═════ Material for this task ═════

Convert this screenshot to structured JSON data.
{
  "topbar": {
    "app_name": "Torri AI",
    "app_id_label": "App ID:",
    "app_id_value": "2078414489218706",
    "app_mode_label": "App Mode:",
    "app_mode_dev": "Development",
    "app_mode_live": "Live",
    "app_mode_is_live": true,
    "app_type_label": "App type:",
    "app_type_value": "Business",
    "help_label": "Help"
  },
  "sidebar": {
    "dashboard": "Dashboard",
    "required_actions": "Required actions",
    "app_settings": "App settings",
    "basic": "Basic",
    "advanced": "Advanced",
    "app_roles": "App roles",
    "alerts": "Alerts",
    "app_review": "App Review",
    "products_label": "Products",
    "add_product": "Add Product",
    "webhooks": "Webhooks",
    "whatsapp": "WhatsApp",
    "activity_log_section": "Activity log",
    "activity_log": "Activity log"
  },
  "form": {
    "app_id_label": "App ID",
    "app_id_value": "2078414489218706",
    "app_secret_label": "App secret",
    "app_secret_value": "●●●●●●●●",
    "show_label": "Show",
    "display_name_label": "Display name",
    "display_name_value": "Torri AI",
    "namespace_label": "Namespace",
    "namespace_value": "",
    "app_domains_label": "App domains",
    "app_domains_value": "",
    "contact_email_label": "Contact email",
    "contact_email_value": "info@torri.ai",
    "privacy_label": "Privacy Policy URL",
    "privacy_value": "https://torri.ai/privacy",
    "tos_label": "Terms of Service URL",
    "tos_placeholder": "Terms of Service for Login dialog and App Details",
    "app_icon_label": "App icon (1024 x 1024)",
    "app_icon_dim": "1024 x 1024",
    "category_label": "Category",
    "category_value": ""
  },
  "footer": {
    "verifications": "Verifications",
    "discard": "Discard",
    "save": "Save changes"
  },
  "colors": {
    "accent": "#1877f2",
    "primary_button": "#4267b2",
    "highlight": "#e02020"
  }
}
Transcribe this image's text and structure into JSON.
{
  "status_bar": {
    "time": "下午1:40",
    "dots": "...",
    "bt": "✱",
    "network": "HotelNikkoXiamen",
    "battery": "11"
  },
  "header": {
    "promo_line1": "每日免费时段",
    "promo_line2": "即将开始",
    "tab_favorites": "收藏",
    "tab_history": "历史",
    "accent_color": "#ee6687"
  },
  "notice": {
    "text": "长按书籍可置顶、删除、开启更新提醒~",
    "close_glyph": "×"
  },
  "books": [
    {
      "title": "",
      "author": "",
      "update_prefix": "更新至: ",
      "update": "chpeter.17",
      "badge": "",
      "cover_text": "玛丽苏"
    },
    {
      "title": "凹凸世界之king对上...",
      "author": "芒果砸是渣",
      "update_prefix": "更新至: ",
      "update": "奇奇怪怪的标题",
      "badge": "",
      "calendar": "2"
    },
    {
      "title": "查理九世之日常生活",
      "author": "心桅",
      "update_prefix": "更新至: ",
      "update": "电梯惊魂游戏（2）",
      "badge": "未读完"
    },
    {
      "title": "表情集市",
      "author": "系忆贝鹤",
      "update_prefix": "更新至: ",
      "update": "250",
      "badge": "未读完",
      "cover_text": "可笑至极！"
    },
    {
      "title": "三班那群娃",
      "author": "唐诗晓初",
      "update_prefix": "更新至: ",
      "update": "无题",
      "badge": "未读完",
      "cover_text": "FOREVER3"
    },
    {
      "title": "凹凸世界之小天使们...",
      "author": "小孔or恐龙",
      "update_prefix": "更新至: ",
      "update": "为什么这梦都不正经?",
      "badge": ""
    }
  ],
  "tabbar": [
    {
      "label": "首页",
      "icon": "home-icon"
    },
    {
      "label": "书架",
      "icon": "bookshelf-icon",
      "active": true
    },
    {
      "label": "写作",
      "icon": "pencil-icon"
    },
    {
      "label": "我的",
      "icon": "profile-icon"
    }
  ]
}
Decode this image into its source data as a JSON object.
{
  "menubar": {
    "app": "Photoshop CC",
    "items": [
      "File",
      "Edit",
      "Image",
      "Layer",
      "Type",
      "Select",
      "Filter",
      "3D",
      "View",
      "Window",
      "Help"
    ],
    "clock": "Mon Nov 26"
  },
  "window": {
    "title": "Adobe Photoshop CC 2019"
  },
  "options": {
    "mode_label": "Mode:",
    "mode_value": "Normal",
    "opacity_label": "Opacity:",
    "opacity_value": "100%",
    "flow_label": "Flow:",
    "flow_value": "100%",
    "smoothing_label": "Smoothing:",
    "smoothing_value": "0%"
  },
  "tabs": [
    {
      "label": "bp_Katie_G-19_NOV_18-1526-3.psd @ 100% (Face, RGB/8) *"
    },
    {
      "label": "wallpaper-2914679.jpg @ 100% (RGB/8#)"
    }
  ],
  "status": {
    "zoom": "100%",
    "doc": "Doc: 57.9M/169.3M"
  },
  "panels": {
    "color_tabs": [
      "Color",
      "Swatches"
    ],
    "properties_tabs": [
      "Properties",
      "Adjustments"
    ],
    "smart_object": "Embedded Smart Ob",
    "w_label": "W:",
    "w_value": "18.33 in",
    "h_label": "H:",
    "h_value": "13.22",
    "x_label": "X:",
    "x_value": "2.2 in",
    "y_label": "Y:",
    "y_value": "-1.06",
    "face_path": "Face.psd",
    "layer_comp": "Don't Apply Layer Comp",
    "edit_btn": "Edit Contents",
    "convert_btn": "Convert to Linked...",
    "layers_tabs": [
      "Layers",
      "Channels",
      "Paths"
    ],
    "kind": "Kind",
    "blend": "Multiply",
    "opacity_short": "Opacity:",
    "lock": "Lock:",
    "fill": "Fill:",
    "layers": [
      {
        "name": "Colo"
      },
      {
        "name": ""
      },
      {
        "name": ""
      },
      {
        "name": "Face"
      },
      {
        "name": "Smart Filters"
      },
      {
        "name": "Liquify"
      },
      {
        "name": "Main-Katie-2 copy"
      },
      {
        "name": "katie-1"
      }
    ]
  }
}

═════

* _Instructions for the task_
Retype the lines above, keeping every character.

* _Exercise answer_
Convert this screenshot to structured JSON data.
{
  "topbar": {
    "app_name": "Torri AI",
    "app_id_label": "App ID:",
    "app_id_value": "2078414489218706",
    "app_mode_label": "App Mode:",
    "app_mode_dev": "Development",
    "app_mode_live": "Live",
    "app_mode_is_live": true,
    "app_type_label": "App type:",
    "app_type_value": "Business",
    "help_label": "Help"
  },
  "sidebar": {
    "dashboard": "Dashboard",
    "required_actions": "Required actions",
    "app_settings": "App settings",
    "basic": "Basic",
    "advanced": "Advanced",
    "app_roles": "App roles",
    "alerts": "Alerts",
    "app_review": "App Review",
    "products_label": "Products",
    "add_product": "Add Product",
    "webhooks": "Webhooks",
    "whatsapp": "WhatsApp",
    "activity_log_section": "Activity log",
    "activity_log": "Activity log"
  },
  "form": {
    "app_id_label": "App ID",
    "app_id_value": "2078414489218706",
    "app_secret_label": "App secret",
    "app_secret_value": "●●●●●●●●",
    "show_label": "Show",
    "display_name_label": "Display name",
    "display_name_value": "Torri AI",
    "namespace_label": "Namespace",
    "namespace_value": "",
    "app_domains_label": "App domains",
    "app_domains_value": "",
    "contact_email_label": "Contact email",
    "contact_email_value": "info@torri.ai",
    "privacy_label": "Privacy Policy URL",
    "privacy_value": "https://torri.ai/privacy",
    "tos_label": "Terms of Service URL",
    "tos_placeholder": "Terms of Service for Login dialog and App Details",
    "app_icon_label": "App icon (1024 x 1024)",
    "app_icon_dim": "1024 x 1024",
    "category_label": "Category",
    "category_value": ""
  },
  "footer": {
    "verifications": "Verifications",
    "discard": "Discard",
    "save": "Save changes"
  },
  "colors": {
    "accent": "#1877f2",
    "primary_button": "#4267b2",
    "highlight": "#e02020"
  }
}
Transcribe this image's text and structure into JSON.
{
  "status_bar": {
    "time": "下午1:40",
    "dots": "...",
    "bt": "✱",
    "network": "HotelNikkoXiamen",
    "battery": "11"
  },
  "header": {
    "promo_line1": "每日免费时段",
    "promo_line2": "即将开始",
    "tab_favorites": "收藏",
    "tab_history": "历史",
    "accent_color": "#ee6687"
  },
  "notice": {
    "text": "长按书籍可置顶、删除、开启更新提醒~",
    "close_glyph": "×"
  },
  "books": [
    {
      "title": "",
      "author": "",
      "update_prefix": "更新至: ",
      "update": "chpeter.17",
      "badge": "",
      "cover_text": "玛丽苏"
    },
    {
      "title": "凹凸世界之king对上...",
      "author": "芒果砸是渣",
      "update_prefix": "更新至: ",
      "update": "奇奇怪怪的标题",
      "badge": "",
      "calendar": "2"
    },
    {
      "title": "查理九世之日常生活",
      "author": "心桅",
      "update_prefix": "更新至: ",
      "update": "电梯惊魂游戏（2）",
      "badge": "未读完"
    },
    {
      "title": "表情集市",
      "author": "系忆贝鹤",
      "update_prefix": "更新至: ",
      "update": "250",
      "badge": "未读完",
      "cover_text": "可笑至极！"
    },
    {
      "title": "三班那群娃",
      "author": "唐诗晓初",
      "update_prefix": "更新至: ",
      "update": "无题",
      "badge": "未读完",
      "cover_text": "FOREVER3"
    },
    {
      "title": "凹凸世界之小天使们...",
      "author": "小孔or恐龙",
      "update_prefix": "更新至: ",
      "update": "为什么这梦都不正经?",
      "badge": ""
    }
  ],
  "tabbar": [
    {
      "label": "首页",
      "icon": "home-icon"
    },
    {
      "label": "书架",
      "icon": "bookshelf-icon",
      "active": true
    },
    {
      "label": "写作",
      "icon": "pencil-icon"
    },
    {
      "label": "我的",
      "icon": "profile-icon"
    }
  ]
}
Decode this image into its source data as a JSON object.
{
  "menubar": {
    "app": "Photoshop CC",
    "items": [
      "File",
      "Edit",
      "Image",
      "Layer",
      "Type",
      "Select",
      "Filter",
      "3D",
      "View",
      "Window",
      "Help"
    ],
    "clock": "Mon Nov 26"
  },
  "window": {
    "title": "Adobe Photoshop CC 2019"
  },
  "options": {
    "mode_label": "Mode:",
    "mode_value": "Normal",
    "opacity_label": "Opacity:",
    "opacity_value": "100%",
    "flow_label": "Flow:",
    "flow_value": "100%",
    "smoothing_label": "Smoothing:",
    "smoothing_value": "0%"
  },
  "tabs": [
    {
      "label": "bp_Katie_G-19_NOV_18-1526-3.psd @ 100% (Face, RGB/8) *"
    },
    {
      "label": "wallpaper-2914679.jpg @ 100% (RGB/8#)"
    }
  ],
  "status": {
    "zoom": "100%",
    "doc": "Doc: 57.9M/169.3M"
  },
  "panels": {
    "color_tabs": [
      "Color",
      "Swatches"
    ],
    "properties_tabs": [
      "Properties",
      "Adjustments"
    ],
    "smart_object": "Embedded Smart Ob",
    "w_label": "W:",
    "w_value": "18.33 in",
    "h_label": "H:",
    "h_value": "13.22",
    "x_label": "X:",
    "x_value": "2.2 in",
    "y_label": "Y:",
    "y_value": "-1.06",
    "face_path": "Face.psd",
    "layer_comp": "Don't Apply Layer Comp",
    "edit_btn": "Edit Contents",
    "convert_btn": "Convert to Linked...",
    "layers_tabs": [
      "Layers",
      "Channels",
      "Paths"
    ],
    "kind": "Kind",
    "blend": "Multiply",
    "opacity_short": "Opacity:",
    "lock": "Lock:",
    "fill": "Fill:",
    "layers": [
      {
        "name": "Colo"
      },
      {
        "name": ""
      },
      {
        "name": ""
      },
      {
        "name": "Face"
      },
      {
        "name": "Smart Filters"
      },
      {
        "name": "Liquify"
      },
      {
        "name": "Main-Katie-2 copy"
      },
      {
        "name": "katie-1"
      }
    ]
  }
}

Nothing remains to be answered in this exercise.